For each entry, output its words exactly and leave any picture behind.

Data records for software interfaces
%%

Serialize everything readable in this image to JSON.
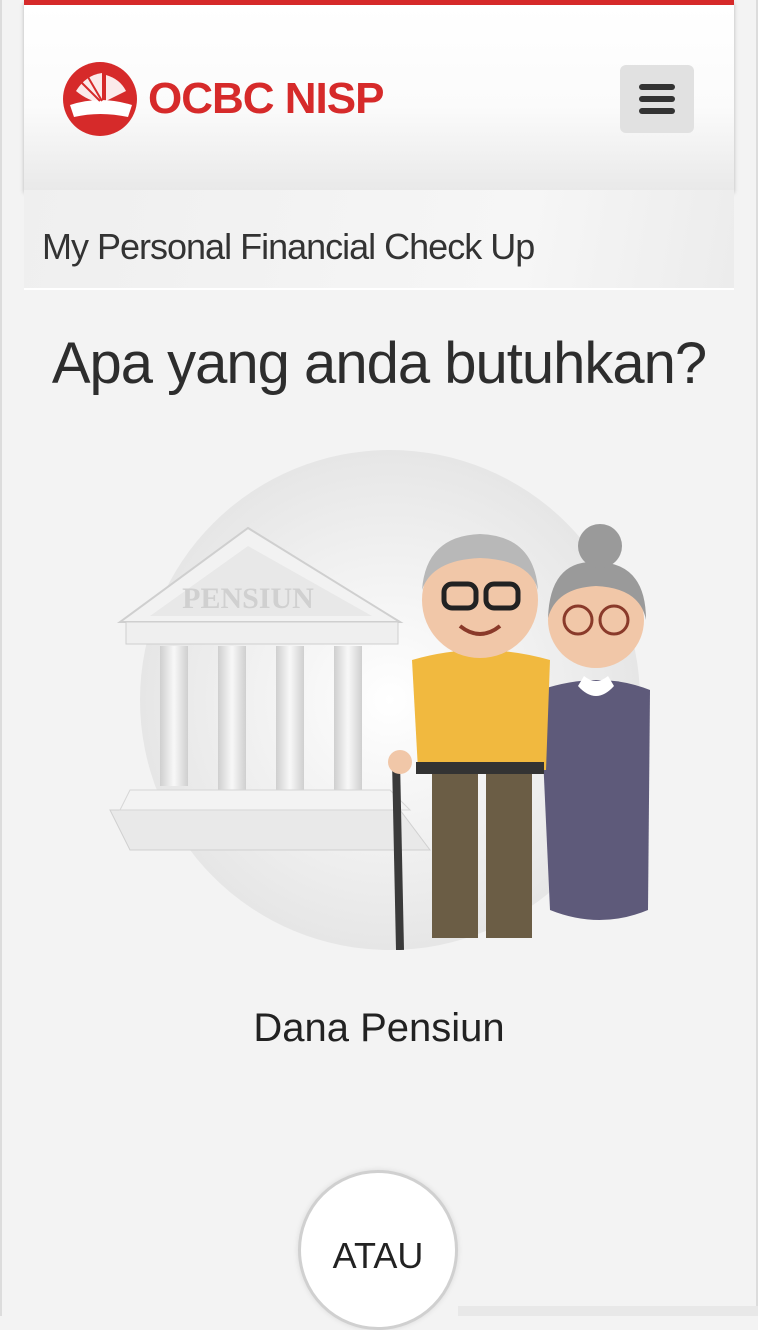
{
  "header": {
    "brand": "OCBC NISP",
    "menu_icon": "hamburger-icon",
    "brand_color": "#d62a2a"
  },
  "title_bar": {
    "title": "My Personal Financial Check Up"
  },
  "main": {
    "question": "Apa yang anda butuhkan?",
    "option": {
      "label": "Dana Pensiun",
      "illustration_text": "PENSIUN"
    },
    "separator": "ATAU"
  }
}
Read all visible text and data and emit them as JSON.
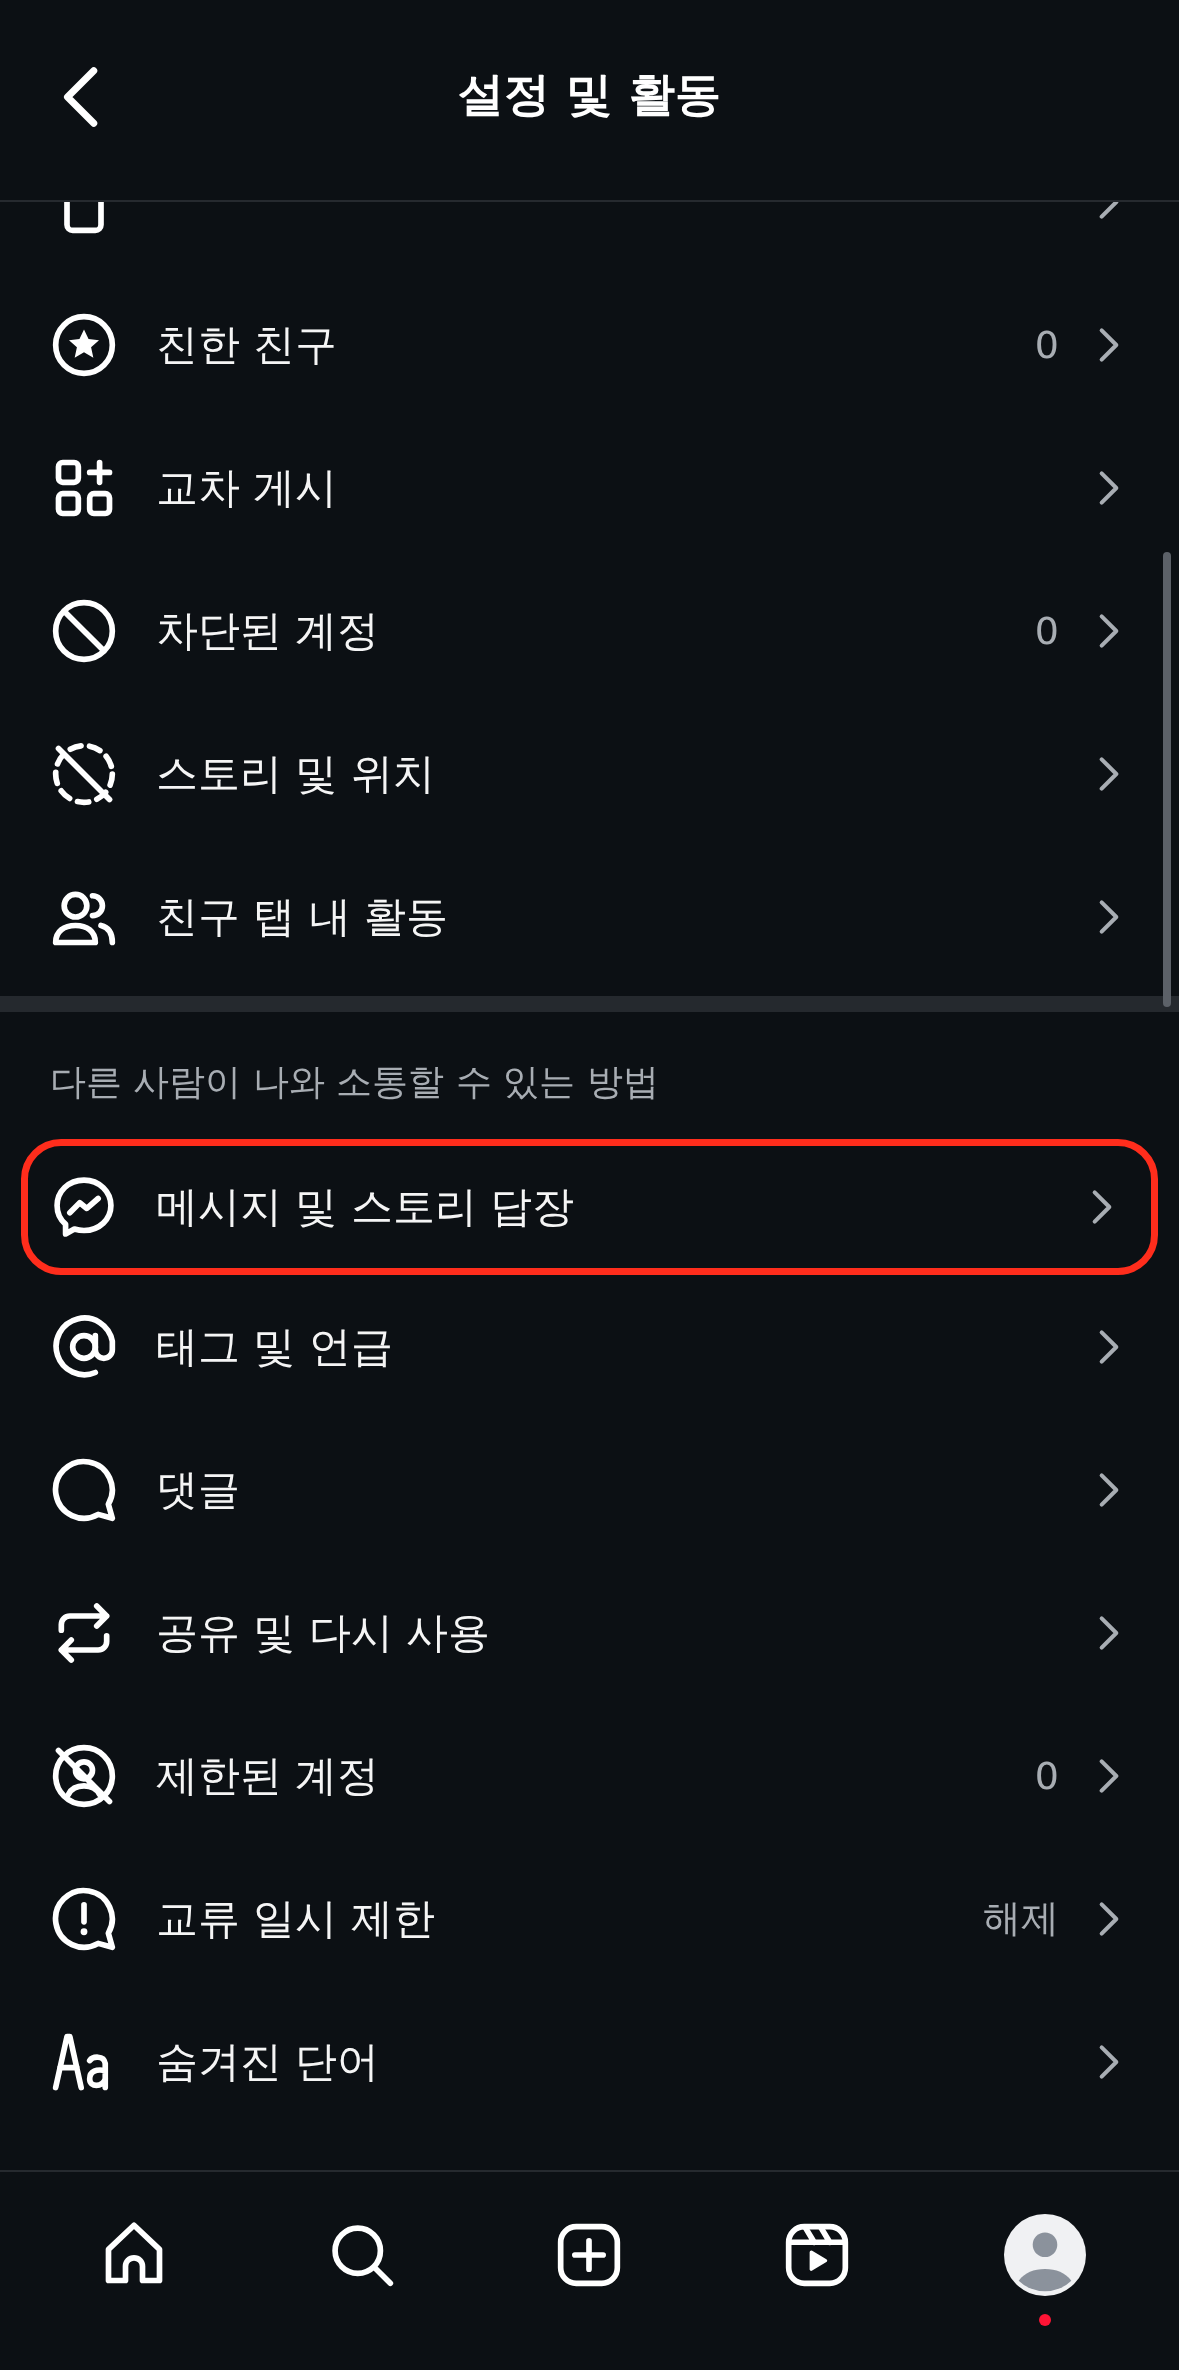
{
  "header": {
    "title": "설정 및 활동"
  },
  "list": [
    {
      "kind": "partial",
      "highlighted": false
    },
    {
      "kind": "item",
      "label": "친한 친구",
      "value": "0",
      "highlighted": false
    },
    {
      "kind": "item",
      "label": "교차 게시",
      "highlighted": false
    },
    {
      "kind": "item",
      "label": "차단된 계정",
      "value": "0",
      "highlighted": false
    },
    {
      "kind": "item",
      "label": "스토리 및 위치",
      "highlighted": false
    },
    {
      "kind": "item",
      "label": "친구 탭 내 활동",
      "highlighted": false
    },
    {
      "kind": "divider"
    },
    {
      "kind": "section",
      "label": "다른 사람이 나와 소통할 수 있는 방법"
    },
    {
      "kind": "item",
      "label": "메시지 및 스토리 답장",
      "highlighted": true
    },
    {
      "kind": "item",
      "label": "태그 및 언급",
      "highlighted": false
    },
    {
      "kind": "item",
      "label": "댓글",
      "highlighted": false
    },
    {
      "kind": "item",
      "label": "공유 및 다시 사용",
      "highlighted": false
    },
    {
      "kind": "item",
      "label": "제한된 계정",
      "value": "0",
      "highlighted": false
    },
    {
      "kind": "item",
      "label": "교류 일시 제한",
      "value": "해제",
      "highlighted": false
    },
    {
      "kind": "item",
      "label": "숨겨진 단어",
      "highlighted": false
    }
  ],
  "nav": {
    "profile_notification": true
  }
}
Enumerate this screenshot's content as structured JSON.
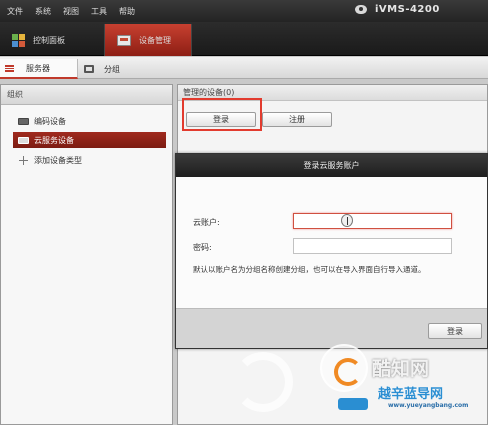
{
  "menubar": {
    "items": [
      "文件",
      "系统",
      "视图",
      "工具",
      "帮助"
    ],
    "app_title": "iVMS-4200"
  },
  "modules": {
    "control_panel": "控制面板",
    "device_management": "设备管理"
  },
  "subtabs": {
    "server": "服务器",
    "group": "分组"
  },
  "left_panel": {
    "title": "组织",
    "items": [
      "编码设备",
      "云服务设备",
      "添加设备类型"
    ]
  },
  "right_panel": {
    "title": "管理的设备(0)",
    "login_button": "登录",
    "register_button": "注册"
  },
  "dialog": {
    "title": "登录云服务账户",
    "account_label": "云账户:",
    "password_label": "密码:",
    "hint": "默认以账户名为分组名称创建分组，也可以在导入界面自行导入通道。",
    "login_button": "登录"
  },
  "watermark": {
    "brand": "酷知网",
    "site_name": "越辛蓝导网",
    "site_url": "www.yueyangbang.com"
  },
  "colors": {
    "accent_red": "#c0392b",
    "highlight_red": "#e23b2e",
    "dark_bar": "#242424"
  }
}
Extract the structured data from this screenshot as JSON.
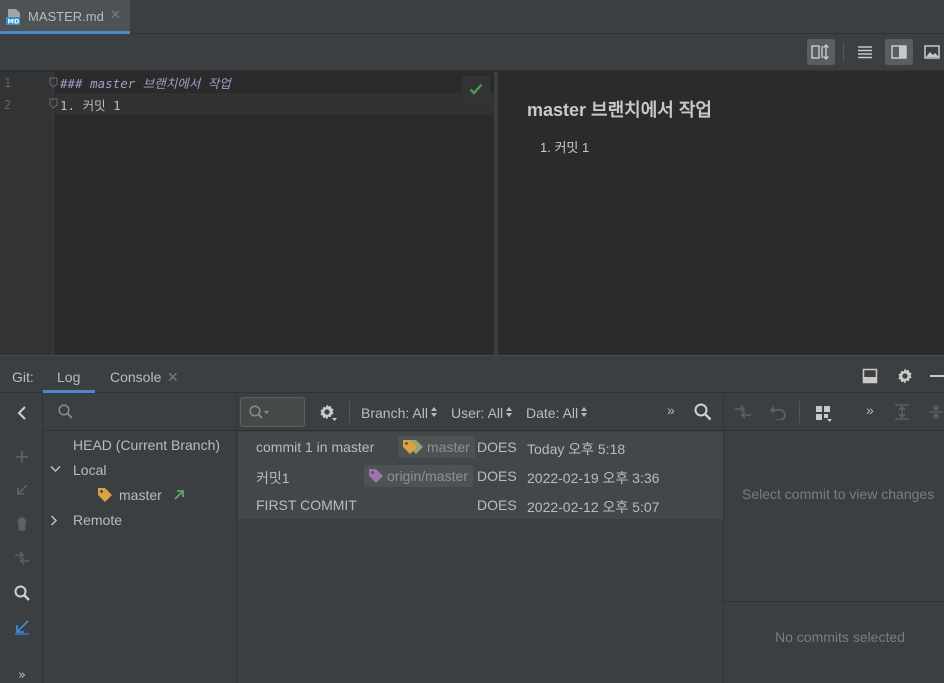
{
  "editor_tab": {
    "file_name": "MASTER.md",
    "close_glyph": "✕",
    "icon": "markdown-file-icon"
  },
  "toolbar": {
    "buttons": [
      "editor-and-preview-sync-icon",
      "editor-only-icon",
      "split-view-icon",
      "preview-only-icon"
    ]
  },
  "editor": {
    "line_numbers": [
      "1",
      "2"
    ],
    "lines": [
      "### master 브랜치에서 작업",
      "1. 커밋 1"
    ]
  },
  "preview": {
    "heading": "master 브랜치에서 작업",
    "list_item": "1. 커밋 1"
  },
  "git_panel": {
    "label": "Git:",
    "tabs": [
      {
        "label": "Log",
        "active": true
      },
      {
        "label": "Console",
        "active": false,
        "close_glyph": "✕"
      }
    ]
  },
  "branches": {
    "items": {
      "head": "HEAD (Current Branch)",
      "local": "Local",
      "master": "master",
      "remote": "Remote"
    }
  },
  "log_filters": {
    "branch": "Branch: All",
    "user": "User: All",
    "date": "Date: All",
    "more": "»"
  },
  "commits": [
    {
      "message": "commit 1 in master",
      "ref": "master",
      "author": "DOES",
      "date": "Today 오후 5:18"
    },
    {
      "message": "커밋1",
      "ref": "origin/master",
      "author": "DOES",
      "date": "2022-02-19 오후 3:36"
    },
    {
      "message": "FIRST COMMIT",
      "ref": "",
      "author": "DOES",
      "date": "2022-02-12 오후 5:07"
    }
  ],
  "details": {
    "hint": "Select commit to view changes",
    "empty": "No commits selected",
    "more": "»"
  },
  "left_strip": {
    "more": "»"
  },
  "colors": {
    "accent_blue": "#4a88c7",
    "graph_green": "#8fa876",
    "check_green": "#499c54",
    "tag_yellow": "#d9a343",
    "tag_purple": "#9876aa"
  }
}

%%

# TASK ANSWER:
Serialize everything readable in this image to JSON.
{
  "header": {
    "brand": "OCBC NISP",
    "menu_icon": "hamburger-icon",
    "brand_color": "#d62a2a"
  },
  "title_bar": {
    "title": "My Personal Financial Check Up"
  },
  "main": {
    "question": "Apa yang anda butuhkan?",
    "option": {
      "label": "Dana Pensiun",
      "illustration_text": "PENSIUN"
    },
    "separator": "ATAU"
  }
}
Read all visible text and data and emit them as JSON.
{
  "header": {
    "title": "설정 및 활동"
  },
  "list": [
    {
      "kind": "partial",
      "highlighted": false
    },
    {
      "kind": "item",
      "label": "친한 친구",
      "value": "0",
      "highlighted": false
    },
    {
      "kind": "item",
      "label": "교차 게시",
      "highlighted": false
    },
    {
      "kind": "item",
      "label": "차단된 계정",
      "value": "0",
      "highlighted": false
    },
    {
      "kind": "item",
      "label": "스토리 및 위치",
      "highlighted": false
    },
    {
      "kind": "item",
      "label": "친구 탭 내 활동",
      "highlighted": false
    },
    {
      "kind": "divider"
    },
    {
      "kind": "section",
      "label": "다른 사람이 나와 소통할 수 있는 방법"
    },
    {
      "kind": "item",
      "label": "메시지 및 스토리 답장",
      "highlighted": true
    },
    {
      "kind": "item",
      "label": "태그 및 언급",
      "highlighted": false
    },
    {
      "kind": "item",
      "label": "댓글",
      "highlighted": false
    },
    {
      "kind": "item",
      "label": "공유 및 다시 사용",
      "highlighted": false
    },
    {
      "kind": "item",
      "label": "제한된 계정",
      "value": "0",
      "highlighted": false
    },
    {
      "kind": "item",
      "label": "교류 일시 제한",
      "value": "해제",
      "highlighted": false
    },
    {
      "kind": "item",
      "label": "숨겨진 단어",
      "highlighted": false
    }
  ],
  "nav": {
    "profile_notification": true
  }
}
Enumerate this screenshot's content as structured JSON.
{
  "menubar": {
    "items": [
      "文件",
      "系统",
      "视图",
      "工具",
      "帮助"
    ],
    "app_title": "iVMS-4200"
  },
  "modules": {
    "control_panel": "控制面板",
    "device_management": "设备管理"
  },
  "subtabs": {
    "server": "服务器",
    "group": "分组"
  },
  "left_panel": {
    "title": "组织",
    "items": [
      "编码设备",
      "云服务设备",
      "添加设备类型"
    ]
  },
  "right_panel": {
    "title": "管理的设备(0)",
    "login_button": "登录",
    "register_button": "注册"
  },
  "dialog": {
    "title": "登录云服务账户",
    "account_label": "云账户:",
    "password_label": "密码:",
    "hint": "默认以账户名为分组名称创建分组，也可以在导入界面自行导入通道。",
    "login_button": "登录"
  },
  "watermark": {
    "brand": "酷知网",
    "site_name": "越辛蓝导网",
    "site_url": "www.yueyangbang.com"
  },
  "colors": {
    "accent_red": "#c0392b",
    "highlight_red": "#e23b2e",
    "dark_bar": "#242424"
  }
}
Extract the structured data from this screenshot as JSON.
{
  "editor_tab": {
    "file_name": "MASTER.md",
    "close_glyph": "✕",
    "icon": "markdown-file-icon"
  },
  "toolbar": {
    "buttons": [
      "editor-and-preview-sync-icon",
      "editor-only-icon",
      "split-view-icon",
      "preview-only-icon"
    ]
  },
  "editor": {
    "line_numbers": [
      "1",
      "2"
    ],
    "lines": [
      "### master 브랜치에서 작업",
      "1. 커밋 1"
    ]
  },
  "preview": {
    "heading": "master 브랜치에서 작업",
    "list_item": "1. 커밋 1"
  },
  "git_panel": {
    "label": "Git:",
    "tabs": [
      {
        "label": "Log",
        "active": true
      },
      {
        "label": "Console",
        "active": false,
        "close_glyph": "✕"
      }
    ]
  },
  "branches": {
    "items": {
      "head": "HEAD (Current Branch)",
      "local": "Local",
      "master": "master",
      "remote": "Remote"
    }
  },
  "log_filters": {
    "branch": "Branch: All",
    "user": "User: All",
    "date": "Date: All",
    "more": "»"
  },
  "commits": [
    {
      "message": "commit 1 in master",
      "ref": "master",
      "author": "DOES",
      "date": "Today 오후 5:18"
    },
    {
      "message": "커밋1",
      "ref": "origin/master",
      "author": "DOES",
      "date": "2022-02-19 오후 3:36"
    },
    {
      "message": "FIRST COMMIT",
      "ref": "",
      "author": "DOES",
      "date": "2022-02-12 오후 5:07"
    }
  ],
  "details": {
    "hint": "Select commit to view changes",
    "empty": "No commits selected",
    "more": "»"
  },
  "left_strip": {
    "more": "»"
  },
  "colors": {
    "accent_blue": "#4a88c7",
    "graph_green": "#8fa876",
    "check_green": "#499c54",
    "tag_yellow": "#d9a343",
    "tag_purple": "#9876aa"
  }
}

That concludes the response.